Exercise:
Return all lines from the listing below that include the word "title".
────────────────────
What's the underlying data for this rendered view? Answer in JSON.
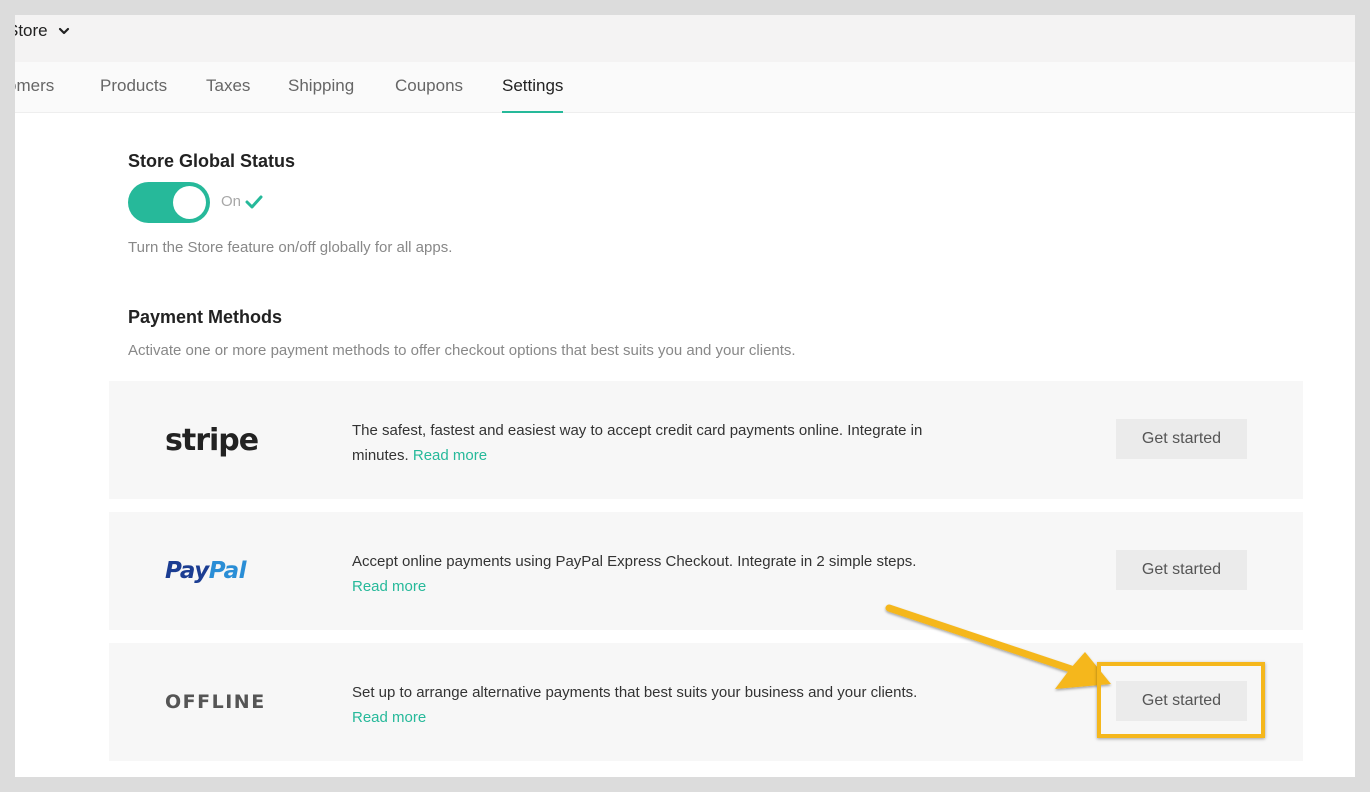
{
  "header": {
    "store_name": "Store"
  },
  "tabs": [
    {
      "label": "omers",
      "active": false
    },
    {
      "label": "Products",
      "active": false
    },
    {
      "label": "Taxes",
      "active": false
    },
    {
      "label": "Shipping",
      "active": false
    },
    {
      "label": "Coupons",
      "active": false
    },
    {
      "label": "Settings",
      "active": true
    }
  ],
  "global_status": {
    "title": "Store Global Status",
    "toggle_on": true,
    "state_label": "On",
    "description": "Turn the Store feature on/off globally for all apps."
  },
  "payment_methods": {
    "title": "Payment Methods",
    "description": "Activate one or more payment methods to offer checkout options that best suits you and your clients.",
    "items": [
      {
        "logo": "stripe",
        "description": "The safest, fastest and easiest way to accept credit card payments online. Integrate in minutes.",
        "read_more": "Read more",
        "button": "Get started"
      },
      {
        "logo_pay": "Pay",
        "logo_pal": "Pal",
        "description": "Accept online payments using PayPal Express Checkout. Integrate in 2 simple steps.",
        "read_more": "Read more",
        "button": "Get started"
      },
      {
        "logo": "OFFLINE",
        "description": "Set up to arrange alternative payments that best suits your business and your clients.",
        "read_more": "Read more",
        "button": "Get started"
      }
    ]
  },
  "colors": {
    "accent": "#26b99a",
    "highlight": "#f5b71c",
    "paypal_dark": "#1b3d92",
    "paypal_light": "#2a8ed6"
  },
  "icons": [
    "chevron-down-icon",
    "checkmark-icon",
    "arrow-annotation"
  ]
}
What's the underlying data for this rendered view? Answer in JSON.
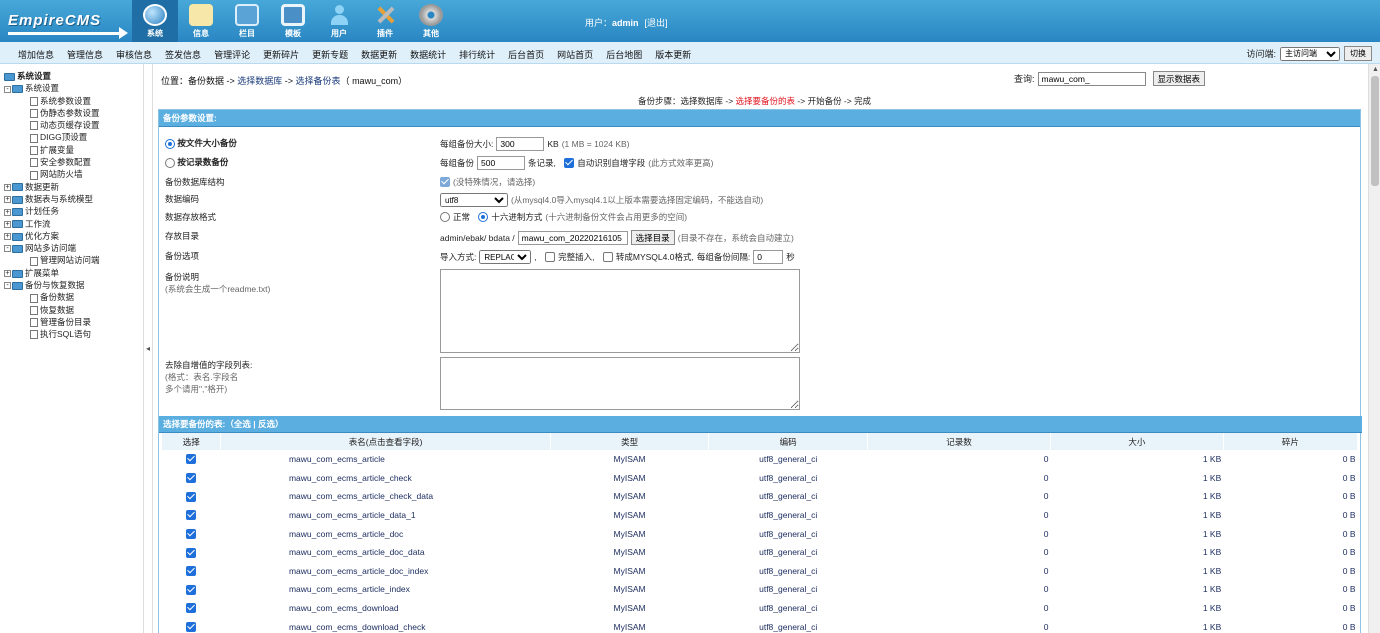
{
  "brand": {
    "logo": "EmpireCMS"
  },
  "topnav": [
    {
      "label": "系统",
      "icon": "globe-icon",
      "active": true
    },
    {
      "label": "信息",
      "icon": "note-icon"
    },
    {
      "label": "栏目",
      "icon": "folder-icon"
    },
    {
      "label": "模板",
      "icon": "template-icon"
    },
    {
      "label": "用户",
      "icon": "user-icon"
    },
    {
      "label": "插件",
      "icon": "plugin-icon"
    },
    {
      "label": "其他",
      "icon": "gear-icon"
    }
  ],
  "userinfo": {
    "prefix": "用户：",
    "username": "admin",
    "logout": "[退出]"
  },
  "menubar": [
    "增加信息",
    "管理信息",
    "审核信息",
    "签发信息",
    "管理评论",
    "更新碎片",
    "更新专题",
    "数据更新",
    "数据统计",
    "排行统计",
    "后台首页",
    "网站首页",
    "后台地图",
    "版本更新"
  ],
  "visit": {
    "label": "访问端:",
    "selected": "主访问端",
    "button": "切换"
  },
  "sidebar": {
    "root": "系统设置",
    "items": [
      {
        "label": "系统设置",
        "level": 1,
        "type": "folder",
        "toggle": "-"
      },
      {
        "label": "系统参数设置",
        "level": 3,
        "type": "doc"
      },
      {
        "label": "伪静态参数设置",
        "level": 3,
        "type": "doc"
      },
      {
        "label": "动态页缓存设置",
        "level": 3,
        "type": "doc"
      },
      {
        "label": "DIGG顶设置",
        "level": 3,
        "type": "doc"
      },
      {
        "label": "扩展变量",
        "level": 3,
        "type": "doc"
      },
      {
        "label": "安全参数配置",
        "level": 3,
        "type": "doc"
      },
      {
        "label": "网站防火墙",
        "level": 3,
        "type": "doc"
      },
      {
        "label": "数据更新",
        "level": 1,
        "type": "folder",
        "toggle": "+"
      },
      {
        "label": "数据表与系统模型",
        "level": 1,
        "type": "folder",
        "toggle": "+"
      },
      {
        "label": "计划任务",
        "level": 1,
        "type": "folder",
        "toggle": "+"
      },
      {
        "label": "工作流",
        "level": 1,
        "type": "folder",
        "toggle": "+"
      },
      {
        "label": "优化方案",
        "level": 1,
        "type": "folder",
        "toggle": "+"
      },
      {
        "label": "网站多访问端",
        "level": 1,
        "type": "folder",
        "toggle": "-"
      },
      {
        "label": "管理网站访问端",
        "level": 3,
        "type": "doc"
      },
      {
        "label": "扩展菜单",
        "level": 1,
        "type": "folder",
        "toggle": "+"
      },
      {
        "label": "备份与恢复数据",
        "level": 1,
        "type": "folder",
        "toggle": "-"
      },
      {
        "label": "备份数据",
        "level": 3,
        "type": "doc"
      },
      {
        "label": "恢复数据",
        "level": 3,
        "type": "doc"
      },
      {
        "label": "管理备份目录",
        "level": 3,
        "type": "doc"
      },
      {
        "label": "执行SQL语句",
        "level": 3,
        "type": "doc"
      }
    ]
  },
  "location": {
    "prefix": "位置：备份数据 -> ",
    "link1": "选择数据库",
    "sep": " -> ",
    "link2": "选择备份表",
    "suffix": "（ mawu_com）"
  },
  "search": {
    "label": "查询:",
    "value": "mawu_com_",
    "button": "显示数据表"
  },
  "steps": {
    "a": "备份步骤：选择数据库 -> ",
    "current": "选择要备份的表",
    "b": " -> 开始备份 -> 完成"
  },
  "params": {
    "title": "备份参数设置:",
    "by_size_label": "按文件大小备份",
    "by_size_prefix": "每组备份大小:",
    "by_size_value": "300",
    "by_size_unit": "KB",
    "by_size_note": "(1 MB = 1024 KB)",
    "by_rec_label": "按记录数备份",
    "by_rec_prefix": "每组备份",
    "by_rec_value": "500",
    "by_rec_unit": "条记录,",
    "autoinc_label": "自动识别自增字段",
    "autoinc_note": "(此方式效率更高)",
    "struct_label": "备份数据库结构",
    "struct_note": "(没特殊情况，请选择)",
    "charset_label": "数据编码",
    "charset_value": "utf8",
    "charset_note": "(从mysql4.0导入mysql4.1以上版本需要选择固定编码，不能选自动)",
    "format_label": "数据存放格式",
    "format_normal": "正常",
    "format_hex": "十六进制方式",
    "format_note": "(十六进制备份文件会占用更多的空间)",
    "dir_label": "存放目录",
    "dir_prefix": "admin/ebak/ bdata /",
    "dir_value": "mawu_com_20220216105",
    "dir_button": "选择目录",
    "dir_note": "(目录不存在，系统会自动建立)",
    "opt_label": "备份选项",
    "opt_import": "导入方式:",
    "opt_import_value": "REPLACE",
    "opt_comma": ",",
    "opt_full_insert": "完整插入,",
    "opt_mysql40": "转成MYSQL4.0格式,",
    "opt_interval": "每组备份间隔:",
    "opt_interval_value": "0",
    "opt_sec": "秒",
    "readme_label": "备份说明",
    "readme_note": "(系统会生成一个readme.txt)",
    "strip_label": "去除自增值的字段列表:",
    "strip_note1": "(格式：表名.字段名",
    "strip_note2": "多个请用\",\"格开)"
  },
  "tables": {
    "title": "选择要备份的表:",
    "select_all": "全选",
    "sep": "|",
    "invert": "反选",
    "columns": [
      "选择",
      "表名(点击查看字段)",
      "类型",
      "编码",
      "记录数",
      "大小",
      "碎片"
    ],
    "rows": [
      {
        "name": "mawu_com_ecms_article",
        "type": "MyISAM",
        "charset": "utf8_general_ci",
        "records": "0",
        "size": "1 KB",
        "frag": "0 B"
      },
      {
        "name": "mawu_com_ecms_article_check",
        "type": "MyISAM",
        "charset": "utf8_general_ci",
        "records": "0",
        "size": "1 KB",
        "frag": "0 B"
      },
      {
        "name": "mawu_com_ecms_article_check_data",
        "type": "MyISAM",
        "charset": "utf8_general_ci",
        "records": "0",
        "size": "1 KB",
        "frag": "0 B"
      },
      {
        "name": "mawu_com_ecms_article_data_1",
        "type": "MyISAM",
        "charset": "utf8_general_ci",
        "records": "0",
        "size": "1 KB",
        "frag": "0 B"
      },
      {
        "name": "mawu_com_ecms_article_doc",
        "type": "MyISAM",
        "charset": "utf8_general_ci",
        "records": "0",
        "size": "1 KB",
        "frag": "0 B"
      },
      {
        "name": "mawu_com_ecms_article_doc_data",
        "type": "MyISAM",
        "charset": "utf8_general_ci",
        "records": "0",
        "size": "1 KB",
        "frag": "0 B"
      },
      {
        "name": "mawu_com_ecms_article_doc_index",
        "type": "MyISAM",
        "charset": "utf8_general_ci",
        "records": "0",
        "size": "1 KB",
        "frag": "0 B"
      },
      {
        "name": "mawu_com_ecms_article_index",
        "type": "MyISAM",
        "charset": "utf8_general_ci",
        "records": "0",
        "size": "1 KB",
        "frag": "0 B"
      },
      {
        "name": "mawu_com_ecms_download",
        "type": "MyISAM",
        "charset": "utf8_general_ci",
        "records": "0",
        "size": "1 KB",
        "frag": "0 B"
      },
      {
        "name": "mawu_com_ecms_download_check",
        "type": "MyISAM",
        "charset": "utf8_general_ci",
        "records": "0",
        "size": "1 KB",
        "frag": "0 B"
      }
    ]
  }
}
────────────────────
The completed task:
    "title": "Store Global Status",
    "title": "Payment Methods",
    "title": "备份参数设置:",
    "title": "选择要备份的表:",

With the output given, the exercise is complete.